[[ AVAILABLE DATA open ]]

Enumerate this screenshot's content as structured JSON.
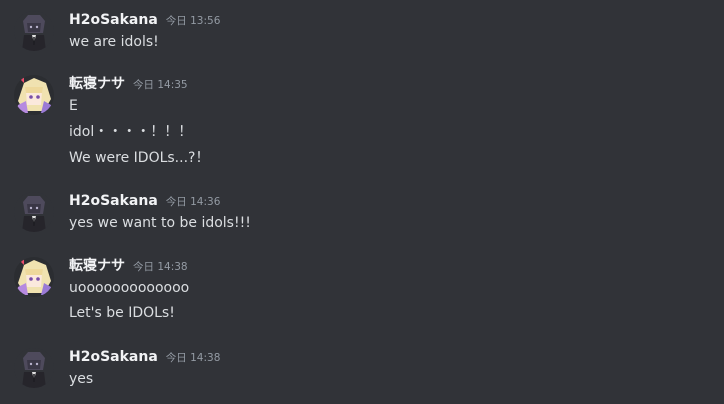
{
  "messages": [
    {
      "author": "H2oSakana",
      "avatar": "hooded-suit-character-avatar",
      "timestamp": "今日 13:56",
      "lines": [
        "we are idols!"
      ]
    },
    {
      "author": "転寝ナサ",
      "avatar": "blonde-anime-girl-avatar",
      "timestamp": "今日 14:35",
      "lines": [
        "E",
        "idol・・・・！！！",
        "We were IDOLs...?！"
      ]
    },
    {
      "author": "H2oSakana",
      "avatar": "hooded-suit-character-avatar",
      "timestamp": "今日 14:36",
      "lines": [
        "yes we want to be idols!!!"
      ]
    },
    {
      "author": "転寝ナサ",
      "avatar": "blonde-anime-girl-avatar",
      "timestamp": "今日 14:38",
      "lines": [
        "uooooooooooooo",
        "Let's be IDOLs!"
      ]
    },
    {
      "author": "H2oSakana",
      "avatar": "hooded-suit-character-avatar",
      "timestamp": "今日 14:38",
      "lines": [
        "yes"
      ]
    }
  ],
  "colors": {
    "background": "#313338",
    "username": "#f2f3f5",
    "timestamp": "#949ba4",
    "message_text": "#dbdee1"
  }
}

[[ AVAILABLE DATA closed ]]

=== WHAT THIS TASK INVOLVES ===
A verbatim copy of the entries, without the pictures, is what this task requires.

=== TASK SOLUTION ===
Enumerate this screenshot's content as structured JSON.
{
  "messages": [
    {
      "author": "H2oSakana",
      "avatar": "hooded-suit-character-avatar",
      "timestamp": "今日 13:56",
      "lines": [
        "we are idols!"
      ]
    },
    {
      "author": "転寝ナサ",
      "avatar": "blonde-anime-girl-avatar",
      "timestamp": "今日 14:35",
      "lines": [
        "E",
        "idol・・・・！！！",
        "We were IDOLs...?！"
      ]
    },
    {
      "author": "H2oSakana",
      "avatar": "hooded-suit-character-avatar",
      "timestamp": "今日 14:36",
      "lines": [
        "yes we want to be idols!!!"
      ]
    },
    {
      "author": "転寝ナサ",
      "avatar": "blonde-anime-girl-avatar",
      "timestamp": "今日 14:38",
      "lines": [
        "uooooooooooooo",
        "Let's be IDOLs!"
      ]
    },
    {
      "author": "H2oSakana",
      "avatar": "hooded-suit-character-avatar",
      "timestamp": "今日 14:38",
      "lines": [
        "yes"
      ]
    }
  ],
  "colors": {
    "background": "#313338",
    "username": "#f2f3f5",
    "timestamp": "#949ba4",
    "message_text": "#dbdee1"
  }
}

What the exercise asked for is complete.